::: Supplied data :::

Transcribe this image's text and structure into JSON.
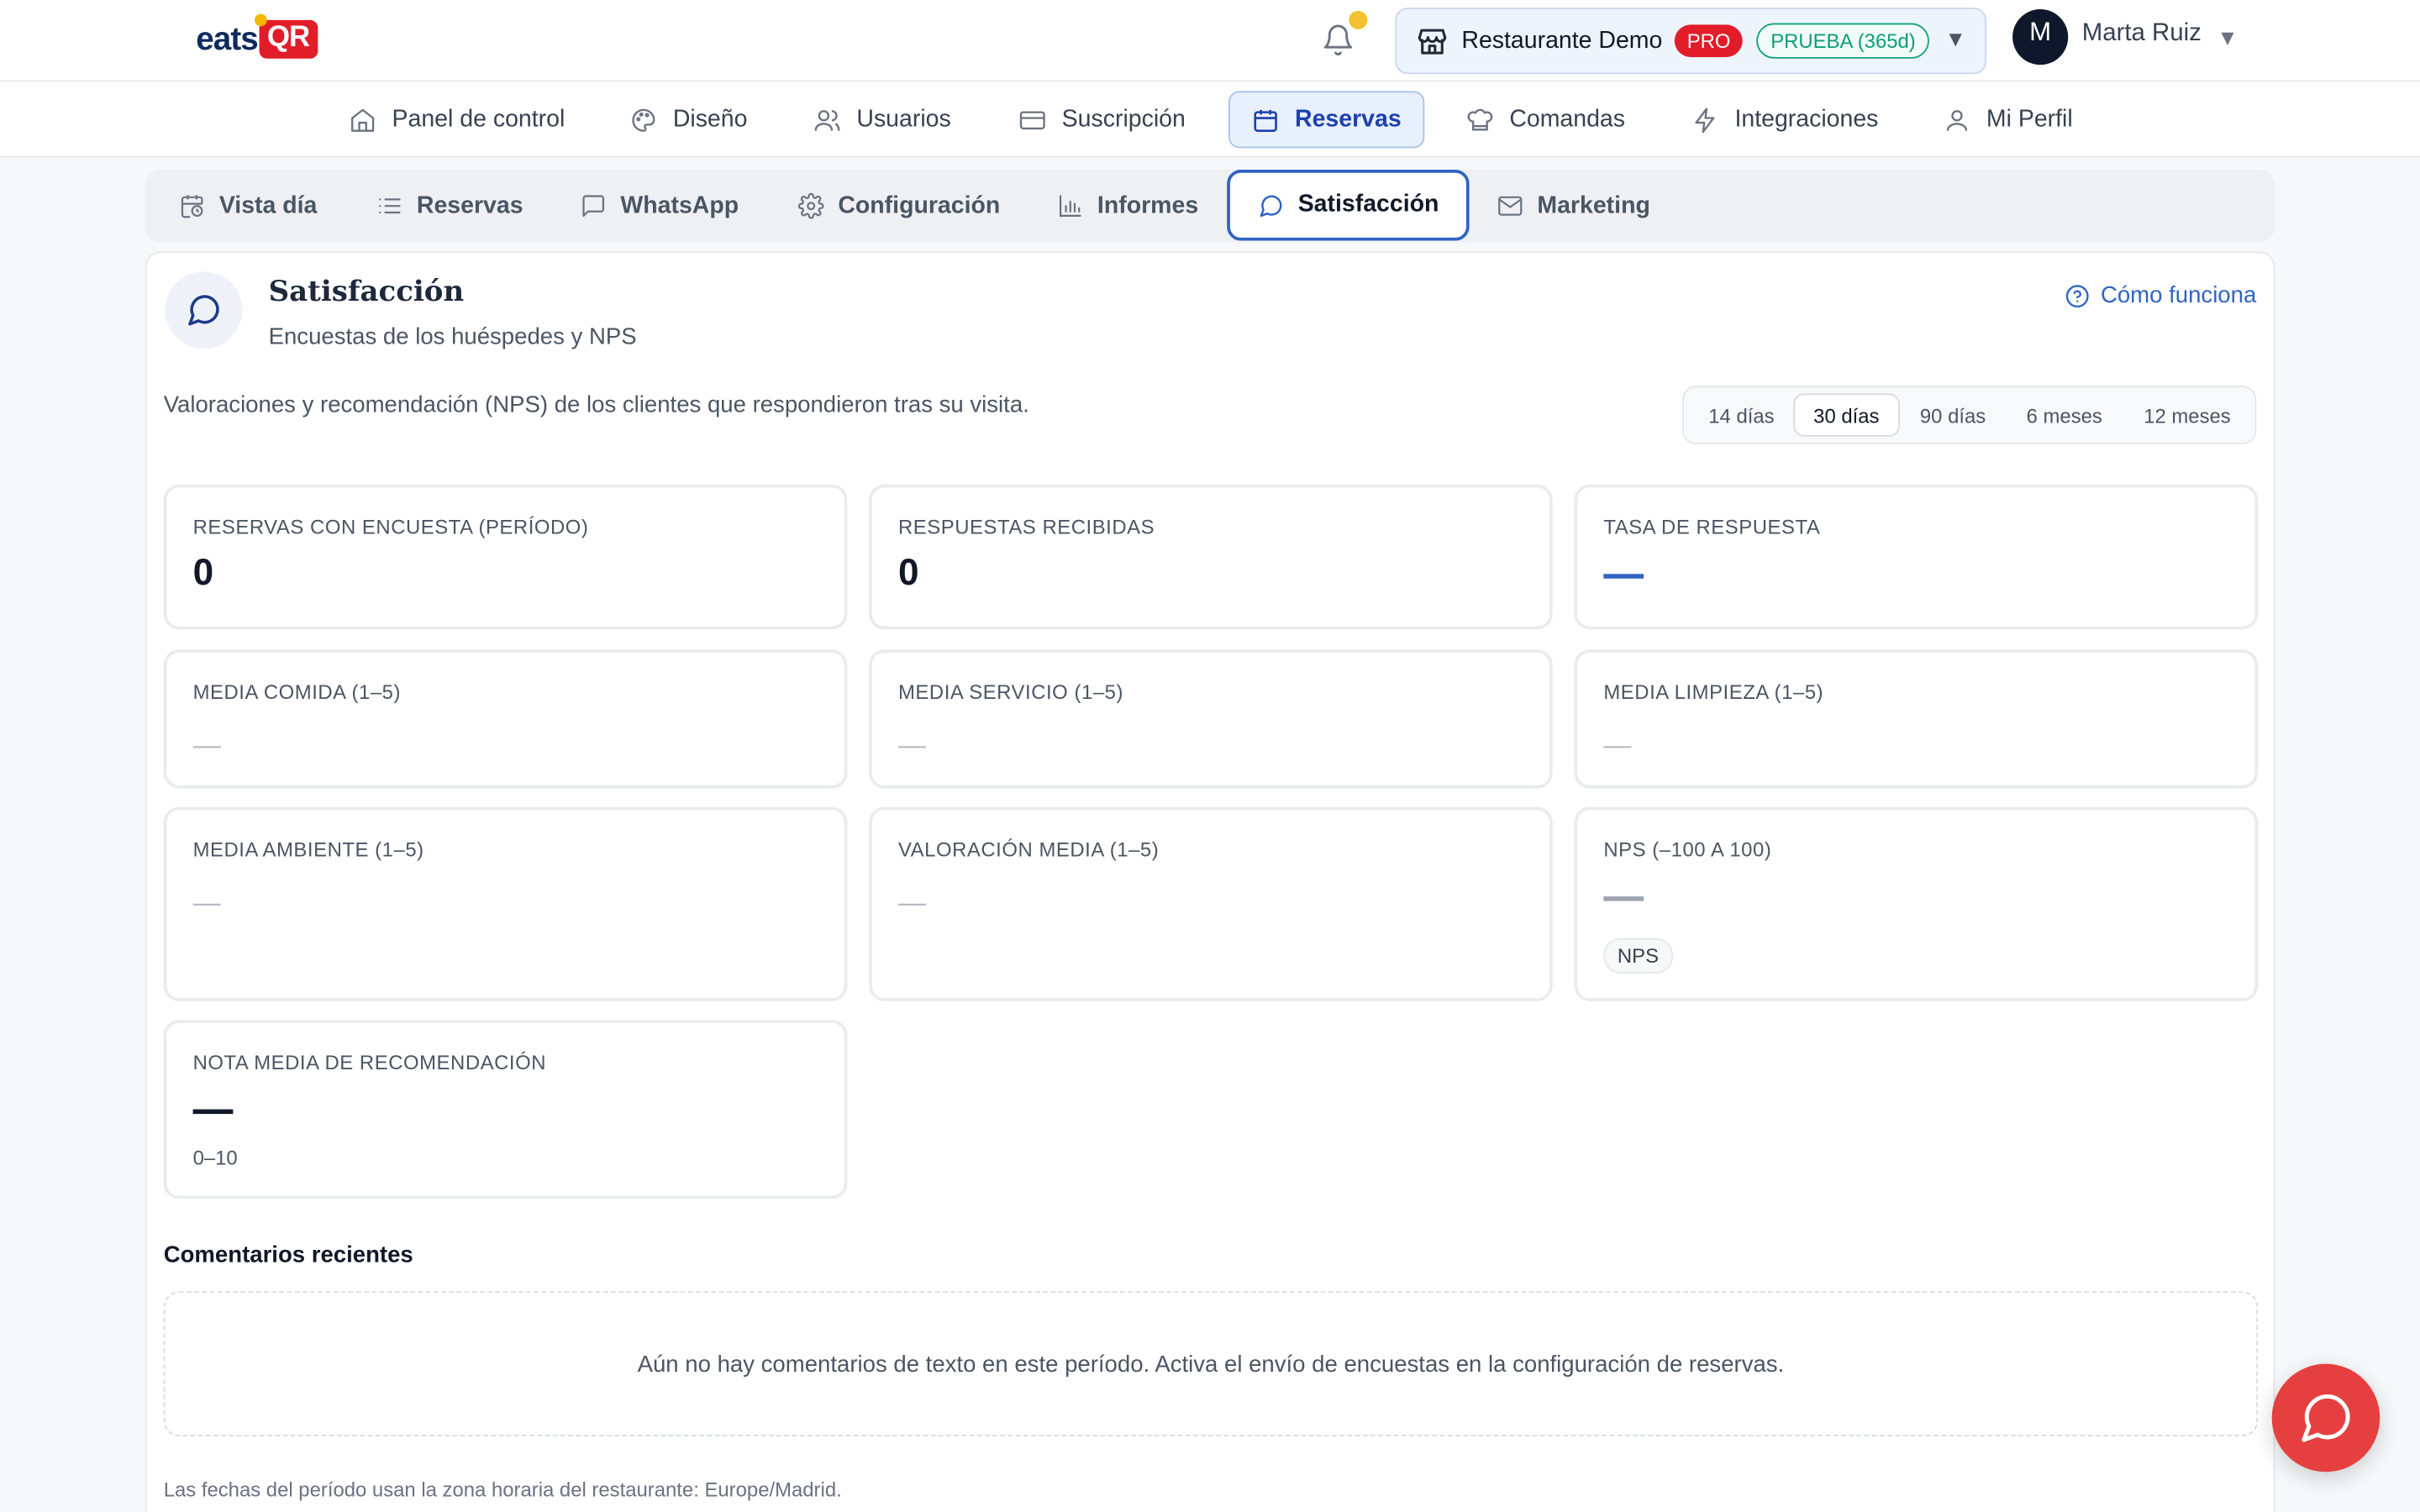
{
  "header": {
    "logo_text_1": "eats",
    "logo_text_2": "QR",
    "restaurant_name": "Restaurante Demo",
    "plan_badge": "PRO",
    "trial_badge": "PRUEBA (365d)",
    "caret": "▼",
    "user_initial": "M",
    "user_name": "Marta Ruiz"
  },
  "main_nav": [
    {
      "label": "Panel de control",
      "icon": "home-icon"
    },
    {
      "label": "Diseño",
      "icon": "palette-icon"
    },
    {
      "label": "Usuarios",
      "icon": "users-icon"
    },
    {
      "label": "Suscripción",
      "icon": "credit-card-icon"
    },
    {
      "label": "Reservas",
      "icon": "calendar-icon",
      "active": true
    },
    {
      "label": "Comandas",
      "icon": "chef-hat-icon"
    },
    {
      "label": "Integraciones",
      "icon": "lightning-icon"
    },
    {
      "label": "Mi Perfil",
      "icon": "user-icon"
    }
  ],
  "sub_nav": [
    {
      "label": "Vista día",
      "icon": "calendar-clock-icon"
    },
    {
      "label": "Reservas",
      "icon": "list-icon"
    },
    {
      "label": "WhatsApp",
      "icon": "message-square-icon"
    },
    {
      "label": "Configuración",
      "icon": "gear-icon"
    },
    {
      "label": "Informes",
      "icon": "bar-chart-icon"
    },
    {
      "label": "Satisfacción",
      "icon": "message-circle-icon",
      "active": true
    },
    {
      "label": "Marketing",
      "icon": "mail-icon"
    }
  ],
  "panel": {
    "title": "Satisfacción",
    "subtitle": "Encuestas de los huéspedes y NPS",
    "how_link": "Cómo funciona",
    "description": "Valoraciones y recomendación (NPS) de los clientes que respondieron tras su visita.",
    "ranges": [
      {
        "label": "14 días"
      },
      {
        "label": "30 días",
        "active": true
      },
      {
        "label": "90 días"
      },
      {
        "label": "6 meses"
      },
      {
        "label": "12 meses"
      }
    ]
  },
  "cards": {
    "reservations": {
      "label": "RESERVAS CON ENCUESTA (PERÍODO)",
      "value": "0"
    },
    "responses": {
      "label": "RESPUESTAS RECIBIDAS",
      "value": "0"
    },
    "response_rate": {
      "label": "TASA DE RESPUESTA",
      "color": "#2f64c2"
    },
    "food": {
      "label": "MEDIA COMIDA (1–5)",
      "value": "—"
    },
    "service": {
      "label": "MEDIA SERVICIO (1–5)",
      "value": "—"
    },
    "cleanliness": {
      "label": "MEDIA LIMPIEZA (1–5)",
      "value": "—"
    },
    "ambience": {
      "label": "MEDIA AMBIENTE (1–5)",
      "value": "—"
    },
    "rating": {
      "label": "VALORACIÓN MEDIA (1–5)",
      "value": "—"
    },
    "nps": {
      "label": "NPS (–100 A 100)",
      "chip": "NPS",
      "color": "#9ca3af"
    },
    "recommend": {
      "label": "NOTA MEDIA DE RECOMENDACIÓN",
      "scale": "0–10",
      "color": "#111827"
    }
  },
  "comments": {
    "title": "Comentarios recientes",
    "empty": "Aún no hay comentarios de texto en este período. Activa el envío de encuestas en la configuración de reservas."
  },
  "footnote": "Las fechas del período usan la zona horaria del restaurante: Europe/Madrid.",
  "colors": {
    "accent": "#2f64c2",
    "brand_red": "#e11d2a",
    "trial_green": "#0e9f77",
    "fab": "#e5403f"
  }
}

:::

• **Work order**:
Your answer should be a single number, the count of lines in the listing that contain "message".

• **Response to this exercise**:
2